But if staffers are skeptical of Munoz’s complaint, they’re equally incredulous over Sprint’s assertion that the phone company takes computer security seriously. PUC staff attorney Louise Uttinger summoned a witness of her own to the hearing — former Vegas phone cop Larry Hill, who, up until his retirement in 2000, was in charge of investigations involving “Sprint’s various internal systems” in Las Vegas, according to a company affidavit.

The gaunt and grizzled Hill is a former NYPD captain, and he testifies like a pro, giving short quick answers and volunteering little. “I remember investigating many cases of this nature,” Hill says. “We would generally check to see that all the programming on the complainant’s line was in order… We determined in every case that there was no unauthorized call-forwarding.”

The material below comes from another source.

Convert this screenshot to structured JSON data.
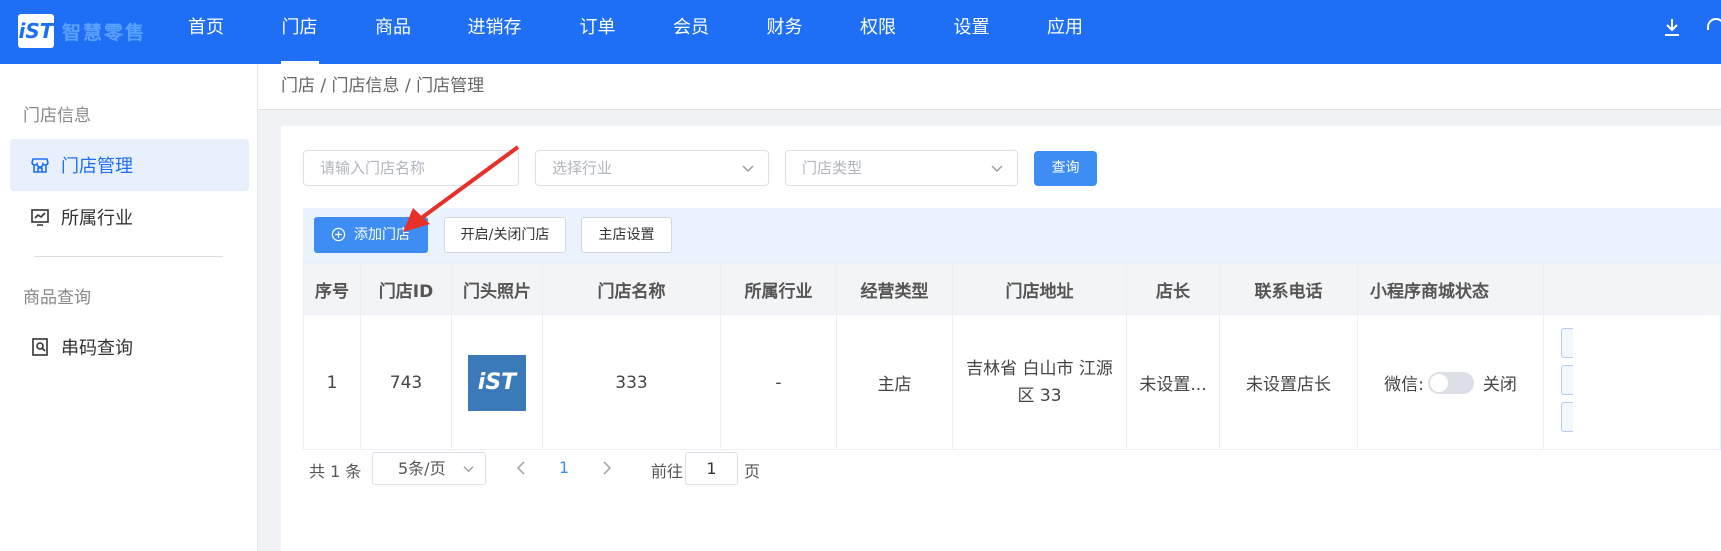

Under cross examination by Uttinger and Munoz’s attorney Peter Alpert, Hill testifies that when he retired from the company all of his files on those cases disappeared. He also says that nobody was hired to replace him when he left. Perhaps there was no need: in his twelve years with Sprint, Hill never once saw a hacker in the company’s network. “To my knowledge there’s no way that a computer hacker could get into our systems,” says Hill.

If Sprint of Nevada is hack-proof, the achievement would make it a rarity among regional phone companies. But a report written by a technical consultant hired by the PUC staff concluded otherwise. “[W”>hile I have encountered several capable Sprint employees, each an excellent specialist, some have clearly never considered the presence of a sophisticated hacker, the kind routinely found on the Internet nowadays,” wrote Ron Bardarson, a former system administrator at a Reno ISP. “Additionally, I have not yet encountered anyone thinking about ‘breaking into your own system,’ which is the best way to improve a system’s security. If such a person exists, I cannot help wondering why she/he is not a witness in this docket.”

Bardarson says he discovered what appears to be computer security weakness in Sprint’s infrastructure. He’s not the only one. As SecurityFocus Online reported last year, former hacker Kevin Mitnick claims extensive penetrations into Sprint’s Las Vegas systems from approximately 1992 until his February, 1995 arrest — smack dab in the middle of the call diversion complaints. Mitnick’s access gave him the power to monitor or reprogram any phone line in town. Following that story, Munoz retained Mitnick as a technical consultant in his case, only to give him up later. Munoz says Mitnick wanted to run too many pointless tests; Mitnick says Munoz stiffed him and a partner for thousands of dollars in fees and expenses.

Citing Bardarson’s findings and Mitnick’s statements, the PUC staff is recommending that the commission open a new investigatory docket to explore Sprint’s security issues, and to force the company to undergo security audits, and report back to the PUC annually on the results. If the commission follows that recommendation it will set a remarkable precedent — regardless of its action on Munoz’s complaint.

At a time when official Washington is emphasizing the link between the United States’ “critical infrastructures” and national security, it may be a state regulatory body more accustomed to tariffs than cyber terrorists that first takes on oversight of an infrastructure provider’s network security. And all because a ragtag lineup of lost and struggling peddlers of vice wouldn’t fade quietly into the neon glow of the Las Vegas night.

Kevin Poulsen is editorial director at SecurityFocus.